Set all the entries down again, unaltered.

Component data from apps and pages:
((
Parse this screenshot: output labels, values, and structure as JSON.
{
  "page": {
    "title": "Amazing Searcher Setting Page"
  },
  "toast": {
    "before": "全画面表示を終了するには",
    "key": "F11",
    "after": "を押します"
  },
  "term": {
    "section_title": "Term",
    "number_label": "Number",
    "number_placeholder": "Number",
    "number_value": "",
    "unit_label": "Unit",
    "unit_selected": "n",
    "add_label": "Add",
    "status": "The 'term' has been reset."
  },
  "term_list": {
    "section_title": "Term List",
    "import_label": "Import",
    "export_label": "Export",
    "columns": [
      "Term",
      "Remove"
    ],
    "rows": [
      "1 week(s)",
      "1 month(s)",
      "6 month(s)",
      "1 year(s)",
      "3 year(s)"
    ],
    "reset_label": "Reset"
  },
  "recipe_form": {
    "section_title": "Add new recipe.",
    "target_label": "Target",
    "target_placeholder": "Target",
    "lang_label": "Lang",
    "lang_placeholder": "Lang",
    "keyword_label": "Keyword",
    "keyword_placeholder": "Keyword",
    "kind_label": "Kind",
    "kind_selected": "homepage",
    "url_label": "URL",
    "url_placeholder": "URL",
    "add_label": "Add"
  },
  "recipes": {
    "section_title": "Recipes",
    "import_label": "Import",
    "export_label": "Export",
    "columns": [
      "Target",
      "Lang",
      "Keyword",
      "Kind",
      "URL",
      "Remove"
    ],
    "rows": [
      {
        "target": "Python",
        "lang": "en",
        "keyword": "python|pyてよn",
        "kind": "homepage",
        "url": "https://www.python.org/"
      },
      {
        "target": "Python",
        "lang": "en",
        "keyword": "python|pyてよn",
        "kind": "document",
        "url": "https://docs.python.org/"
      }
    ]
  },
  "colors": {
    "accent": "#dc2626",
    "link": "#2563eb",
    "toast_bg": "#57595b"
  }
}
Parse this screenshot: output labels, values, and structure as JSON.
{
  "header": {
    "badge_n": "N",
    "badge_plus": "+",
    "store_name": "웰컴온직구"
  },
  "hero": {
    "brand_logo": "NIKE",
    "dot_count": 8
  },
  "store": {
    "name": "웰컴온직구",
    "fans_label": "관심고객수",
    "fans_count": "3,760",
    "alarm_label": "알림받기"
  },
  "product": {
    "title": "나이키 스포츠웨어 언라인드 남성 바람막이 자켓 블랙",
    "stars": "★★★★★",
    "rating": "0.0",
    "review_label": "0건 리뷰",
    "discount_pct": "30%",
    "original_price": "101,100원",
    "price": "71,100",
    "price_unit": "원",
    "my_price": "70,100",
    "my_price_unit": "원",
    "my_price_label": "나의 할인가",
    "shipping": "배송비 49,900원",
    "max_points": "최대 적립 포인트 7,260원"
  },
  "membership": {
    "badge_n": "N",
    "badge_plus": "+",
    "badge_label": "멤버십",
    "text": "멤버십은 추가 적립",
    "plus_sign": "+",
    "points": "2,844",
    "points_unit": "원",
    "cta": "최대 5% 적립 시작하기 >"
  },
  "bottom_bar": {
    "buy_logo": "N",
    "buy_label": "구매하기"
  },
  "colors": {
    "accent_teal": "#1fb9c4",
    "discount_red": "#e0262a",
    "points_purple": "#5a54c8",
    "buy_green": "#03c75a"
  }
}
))
**Final answer:**
Parse this screenshot: output labels, values, and structure as JSON.
{
  "page": {
    "title": "Amazing Searcher Setting Page"
  },
  "toast": {
    "before": "全画面表示を終了するには",
    "key": "F11",
    "after": "を押します"
  },
  "term": {
    "section_title": "Term",
    "number_label": "Number",
    "number_placeholder": "Number",
    "number_value": "",
    "unit_label": "Unit",
    "unit_selected": "n",
    "add_label": "Add",
    "status": "The 'term' has been reset."
  },
  "term_list": {
    "section_title": "Term List",
    "import_label": "Import",
    "export_label": "Export",
    "columns": [
      "Term",
      "Remove"
    ],
    "rows": [
      "1 week(s)",
      "1 month(s)",
      "6 month(s)",
      "1 year(s)",
      "3 year(s)"
    ],
    "reset_label": "Reset"
  },
  "recipe_form": {
    "section_title": "Add new recipe.",
    "target_label": "Target",
    "target_placeholder": "Target",
    "lang_label": "Lang",
    "lang_placeholder": "Lang",
    "keyword_label": "Keyword",
    "keyword_placeholder": "Keyword",
    "kind_label": "Kind",
    "kind_selected": "homepage",
    "url_label": "URL",
    "url_placeholder": "URL",
    "add_label": "Add"
  },
  "recipes": {
    "section_title": "Recipes",
    "import_label": "Import",
    "export_label": "Export",
    "columns": [
      "Target",
      "Lang",
      "Keyword",
      "Kind",
      "URL",
      "Remove"
    ],
    "rows": [
      {
        "target": "Python",
        "lang": "en",
        "keyword": "python|pyてよn",
        "kind": "homepage",
        "url": "https://www.python.org/"
      },
      {
        "target": "Python",
        "lang": "en",
        "keyword": "python|pyてよn",
        "kind": "document",
        "url": "https://docs.python.org/"
      }
    ]
  },
  "colors": {
    "accent": "#dc2626",
    "link": "#2563eb",
    "toast_bg": "#57595b"
  }
}
Parse this screenshot: output labels, values, and structure as JSON.
{
  "header": {
    "badge_n": "N",
    "badge_plus": "+",
    "store_name": "웰컴온직구"
  },
  "hero": {
    "brand_logo": "NIKE",
    "dot_count": 8
  },
  "store": {
    "name": "웰컴온직구",
    "fans_label": "관심고객수",
    "fans_count": "3,760",
    "alarm_label": "알림받기"
  },
  "product": {
    "title": "나이키 스포츠웨어 언라인드 남성 바람막이 자켓 블랙",
    "stars": "★★★★★",
    "rating": "0.0",
    "review_label": "0건 리뷰",
    "discount_pct": "30%",
    "original_price": "101,100원",
    "price": "71,100",
    "price_unit": "원",
    "my_price": "70,100",
    "my_price_unit": "원",
    "my_price_label": "나의 할인가",
    "shipping": "배송비 49,900원",
    "max_points": "최대 적립 포인트 7,260원"
  },
  "membership": {
    "badge_n": "N",
    "badge_plus": "+",
    "badge_label": "멤버십",
    "text": "멤버십은 추가 적립",
    "plus_sign": "+",
    "points": "2,844",
    "points_unit": "원",
    "cta": "최대 5% 적립 시작하기 >"
  },
  "bottom_bar": {
    "buy_logo": "N",
    "buy_label": "구매하기"
  },
  "colors": {
    "accent_teal": "#1fb9c4",
    "discount_red": "#e0262a",
    "points_purple": "#5a54c8",
    "buy_green": "#03c75a"
  }
}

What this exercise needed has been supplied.